Also known as
Yellow star, Sterblom, Geelsterretjie, Gifbol (Afr.), Moli kharatsa, lotsane (Sothern Sotho), Inkomfe, Inkomfe enkulu (Zulu), Tshuka (Tswane), Inongwe, Ilabatheka, Ixhalanxa, Ikhubalo Lezithunzela (Xhosa), (Wrongly Called African Potato)
Hypoxis hemerocallidea by Nicola van Berkel (http://creativecommons.org/licenses/by-sa/4.0/)
This plant has a mild fragrance
More images of Star Flower
Star Flower Overview
This plant is a renowned species within its genus with recognisable bright yellow star-shaped flowers and green strap-like leaves. A unique fact about this species is that it has thick hairs on the bulb that protects it from fire damage, as it originates from grassland areas that have frequent fires.

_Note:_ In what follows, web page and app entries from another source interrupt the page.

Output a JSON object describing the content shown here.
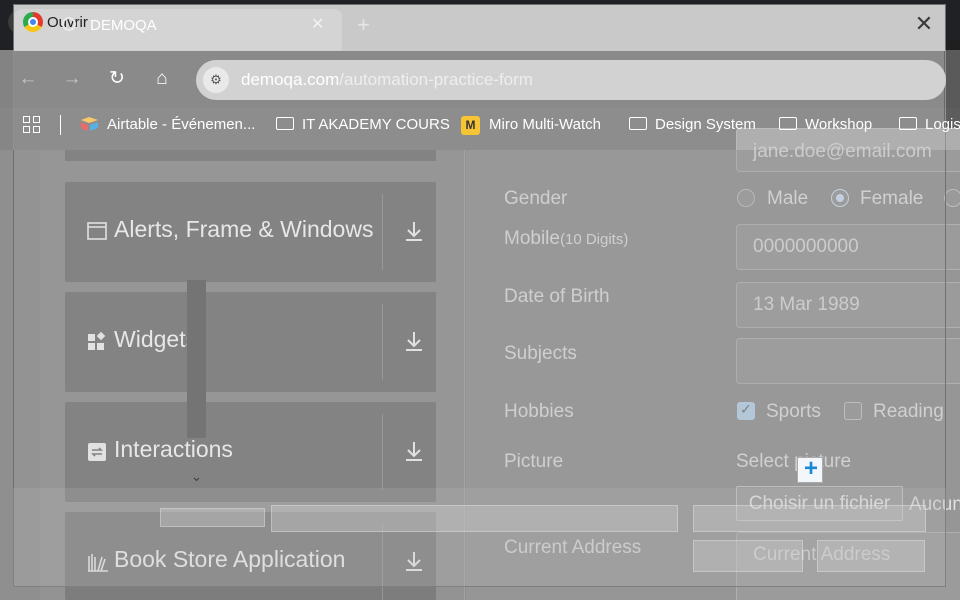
{
  "browser": {
    "ouvrir_label": "Ouvrir",
    "tab_title": "DEMOQA",
    "tab_close": "✕",
    "new_tab": "+",
    "window_close": "✕",
    "url_domain": "demoqa.com",
    "url_path": "/automation-practice-form",
    "nav": {
      "back": "←",
      "forward": "→",
      "reload": "↻",
      "home": "⌂"
    }
  },
  "bookmarks": [
    {
      "label": "Airtable - Événemen...",
      "icon": "airtable-icon"
    },
    {
      "label": "IT AKADEMY COURS",
      "icon": "folder-icon"
    },
    {
      "label": "Miro Multi-Watch",
      "icon": "miro-icon"
    },
    {
      "label": "Design System",
      "icon": "folder-icon"
    },
    {
      "label": "Workshop",
      "icon": "folder-icon"
    },
    {
      "label": "Logis",
      "icon": "folder-icon"
    }
  ],
  "sidebar": {
    "cards": [
      {
        "label": "Alerts, Frame & Windows",
        "icon": "window-icon"
      },
      {
        "label": "Widgets",
        "icon": "widgets-icon"
      },
      {
        "label": "Interactions",
        "icon": "interactions-icon"
      },
      {
        "label": "Book Store Application",
        "icon": "bookstore-icon"
      }
    ]
  },
  "form": {
    "email_value": "jane.doe@email.com",
    "gender_label": "Gender",
    "gender_options": [
      "Male",
      "Female"
    ],
    "gender_selected": "Female",
    "mobile_label": "Mobile",
    "mobile_hint": "(10 Digits)",
    "mobile_value": "0000000000",
    "dob_label": "Date of Birth",
    "dob_value": "13 Mar 1989",
    "subjects_label": "Subjects",
    "subjects_value": "",
    "hobbies_label": "Hobbies",
    "hobbies": [
      {
        "label": "Sports",
        "checked": true
      },
      {
        "label": "Reading",
        "checked": false
      }
    ],
    "picture_label": "Picture",
    "picture_prompt": "Select picture",
    "file_button": "Choisir un fichier",
    "file_status": "Aucun",
    "address_label": "Current Address",
    "address_placeholder": "Current Address"
  },
  "colors": {
    "accent_blue": "#1a8ad6",
    "chrome_red": "#e33b2e",
    "chrome_yellow": "#f5c518",
    "chrome_green": "#2da94f"
  }
}
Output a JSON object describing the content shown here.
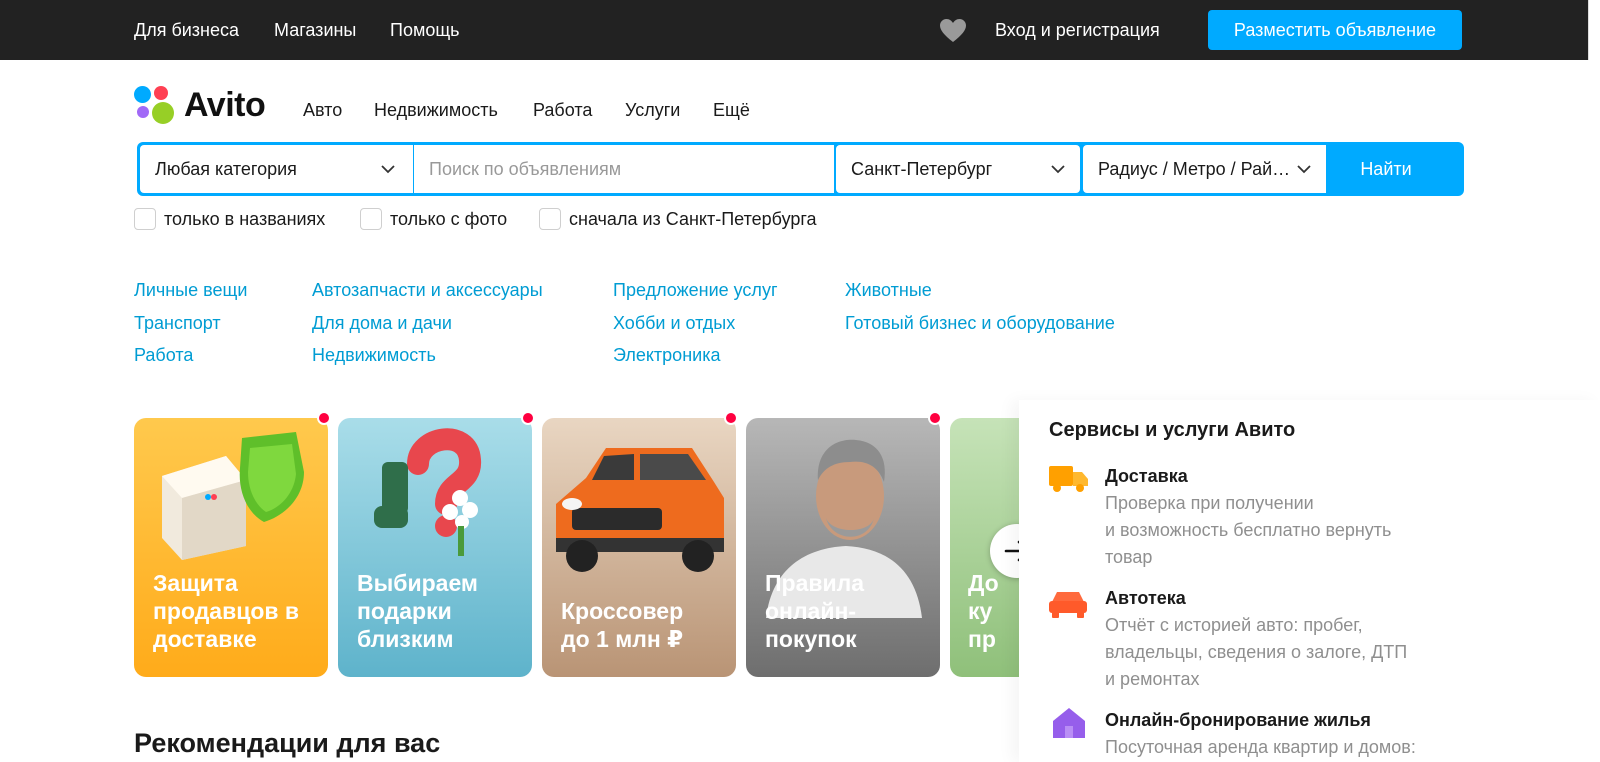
{
  "topbar": {
    "links": [
      "Для бизнеса",
      "Магазины",
      "Помощь"
    ],
    "login": "Вход и регистрация",
    "post_ad": "Разместить объявление",
    "favorites_icon": "heart-icon"
  },
  "logo": {
    "text": "Avito",
    "colors": [
      "#00aaff",
      "#ff4053",
      "#97cf26",
      "#a169f7"
    ]
  },
  "nav": [
    "Авто",
    "Недвижимость",
    "Работа",
    "Услуги",
    "Ещё"
  ],
  "search": {
    "category": "Любая категория",
    "placeholder": "Поиск по объявлениям",
    "city": "Санкт-Петербург",
    "radius": "Радиус / Метро / Рай…",
    "find": "Найти"
  },
  "filters": [
    "только в названиях",
    "только с фото",
    "сначала из Санкт-Петербурга"
  ],
  "categories": [
    [
      "Личные вещи",
      "Транспорт",
      "Работа"
    ],
    [
      "Автозапчасти и аксессуары",
      "Для дома и дачи",
      "Недвижимость"
    ],
    [
      "Предложение услуг",
      "Хобби и отдых",
      "Электроника"
    ],
    [
      "Животные",
      "Готовый бизнес и оборудование"
    ]
  ],
  "stories": [
    {
      "title": "Защита\nпродавцов в\nдоставке",
      "color": "#ffb020"
    },
    {
      "title": "Выбираем\nподарки\nблизким",
      "color": "#6fc0da"
    },
    {
      "title": "Кроссовер\nдо 1 млн ₽",
      "color": "#c9a98c"
    },
    {
      "title": "Правила\nонлайн-\nпокупок",
      "color": "#8a8a8a"
    },
    {
      "title": "До\nку\nпр",
      "color": "#9ccc8a"
    }
  ],
  "services": {
    "heading": "Сервисы и услуги Авито",
    "items": [
      {
        "title": "Доставка",
        "desc": "Проверка при получении\nи возможность бесплатно вернуть\nтовар",
        "icon": "truck-icon"
      },
      {
        "title": "Автотека",
        "desc": "Отчёт с историей авто: пробег,\nвладельцы, сведения о залоге, ДТП\nи ремонтах",
        "icon": "car-icon"
      },
      {
        "title": "Онлайн-бронирование жилья",
        "desc": "Посуточная аренда квартир и домов:",
        "icon": "house-icon"
      }
    ]
  },
  "recommendations": "Рекомендации для вас"
}
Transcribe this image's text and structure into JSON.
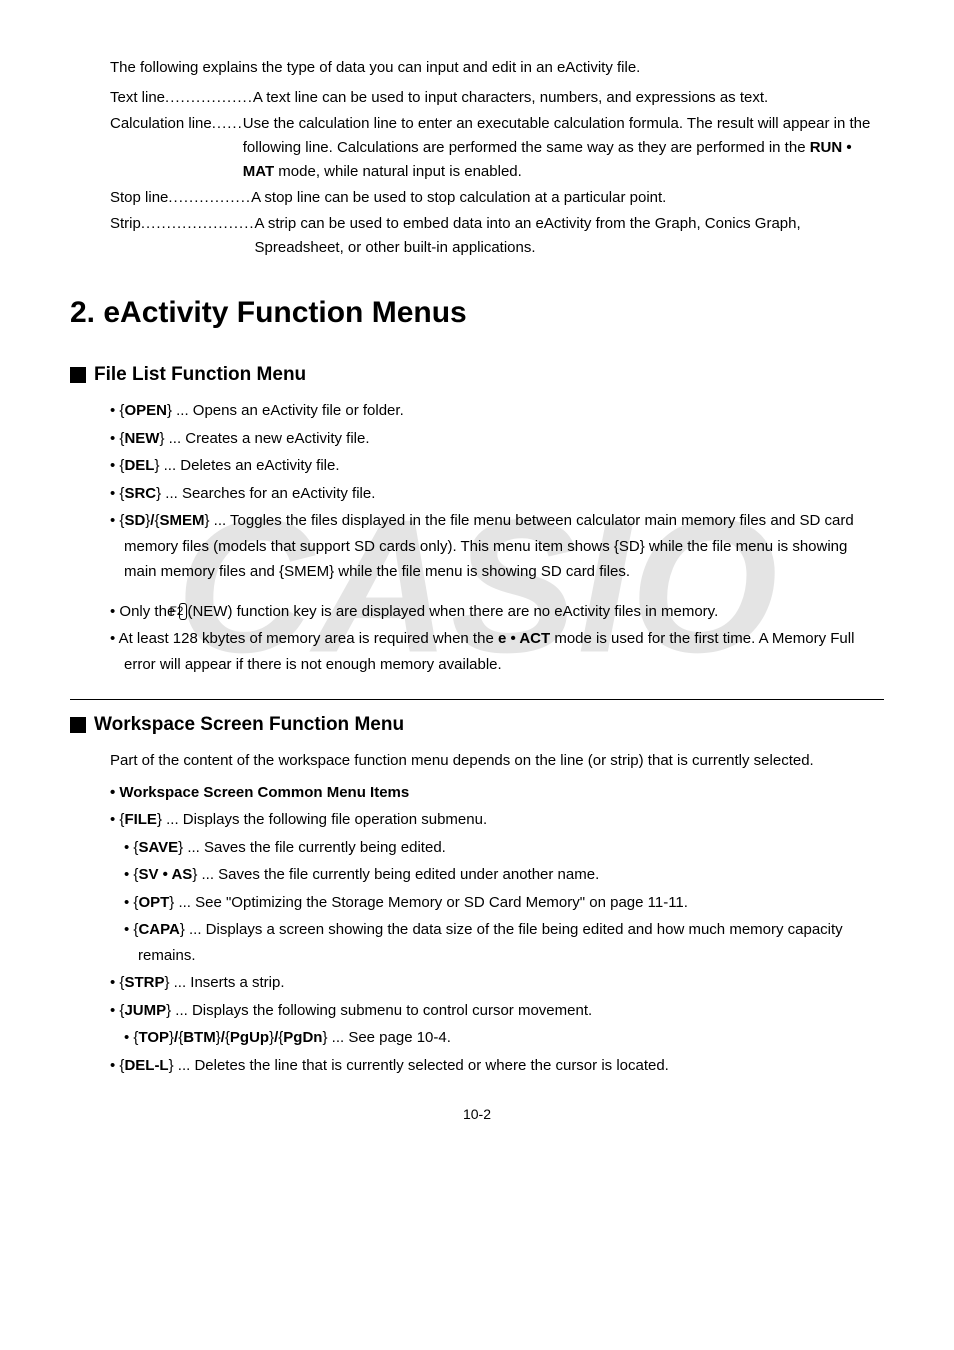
{
  "intro": {
    "lead": "The following explains the type of data you can input and edit in an eActivity file.",
    "items": [
      {
        "term": "Text line",
        "dots": ".................",
        "desc": "A text line can be used to input characters, numbers, and expressions as text."
      },
      {
        "term": "Calculation line",
        "dots": "......",
        "desc_html": "Use the calculation line to enter an executable calculation formula. The result will appear in the following line. Calculations are performed the same way as they are performed in the <b>RUN • MAT</b> mode, while natural input is enabled."
      },
      {
        "term": "Stop line",
        "dots": "................",
        "desc": "A stop line can be used to stop calculation at a particular point."
      },
      {
        "term": "Strip ",
        "dots": "......................",
        "desc": "A strip can be used to embed data into an eActivity from the Graph, Conics Graph, Spreadsheet, or other built-in applications."
      }
    ]
  },
  "section_title": "2. eActivity Function Menus",
  "file_list": {
    "heading": "File List Function Menu",
    "items": [
      {
        "html": "{<b>OPEN</b>} ... Opens an eActivity file or folder."
      },
      {
        "html": "{<b>NEW</b>} ... Creates a new eActivity file."
      },
      {
        "html": "{<b>DEL</b>} ... Deletes an eActivity file."
      },
      {
        "html": "{<b>SRC</b>} ... Searches for an eActivity file."
      },
      {
        "html": "{<b>SD</b>}<b>/</b>{<b>SMEM</b>} ... Toggles the files displayed in the file menu between calculator main memory files and SD card memory files (models that support SD cards only). This menu item shows {SD} while the file menu is showing main memory files and {SMEM} while the file menu is showing SD card files."
      }
    ],
    "note1_pre": "Only the ",
    "note1_key": "F2",
    "note1_post": "(NEW) function key is are displayed when there are no eActivity files in memory.",
    "note2": "At least 128 kbytes of memory area is required when the <b>e • ACT</b> mode is used for the first time. A Memory Full error will appear if there is not enough memory available."
  },
  "workspace": {
    "heading": "Workspace Screen Function Menu",
    "lead": "Part of the content of the workspace function menu depends on the line (or strip) that is currently selected.",
    "common_heading": "Workspace Screen Common Menu Items",
    "items": [
      {
        "html": "{<b>FILE</b>} ... Displays the following file operation submenu.",
        "sub": [
          {
            "html": "{<b>SAVE</b>} ... Saves the file currently being edited."
          },
          {
            "html": "{<b>SV • AS</b>} ... Saves the file currently being edited under another name."
          },
          {
            "html": "{<b>OPT</b>} ... See \"Optimizing the Storage Memory or SD Card Memory\" on page 11-11."
          },
          {
            "html": "{<b>CAPA</b>} ... Displays a screen showing the data size of the file being edited and how much memory capacity remains."
          }
        ]
      },
      {
        "html": "{<b>STRP</b>} ... Inserts a strip."
      },
      {
        "html": "{<b>JUMP</b>} ... Displays the following submenu to control cursor movement.",
        "sub": [
          {
            "html": "{<b>TOP</b>}<b>/</b>{<b>BTM</b>}<b>/</b>{<b>PgUp</b>}<b>/</b>{<b>PgDn</b>} ... See page 10-4."
          }
        ]
      },
      {
        "html": "{<b>DEL-L</b>} ... Deletes the line that is currently selected or where the cursor is located."
      }
    ]
  },
  "pagenum": "10-2",
  "watermark": "CASIO"
}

ZA Distribution: Eastern Cape, Free State, Gauteng, KwaZulu-Natal, Limpopo, Mpumalanga, North West.
Common problems with Star Flower
The plant is covered in many fine hairs, therefore it is unpalatable to pests.
How to harvest Star Flower
Harvest seeds in autumn and store until spring.
How to propagate Star Flower
Sow seed when they are ripe in spring at a depth of 1 cm and space them 15 cm apart. Seeds remain dormant for one year after flowering, thus germination might be erratic.
Preferred method of propagation. Divide offsets in winter and plant them with the bulb's neck just below the soil surface and space them 15 cm apart. It usually takes 3 years to reach maturity.
Special features of Star Flower
Attracts useful insects
It attracts bees, beetles and wasps.
This species requires very little water making it a great plant for a water-wise garden.
This species can be grown in a range of pots, and perfect for a sunny spot in the garden.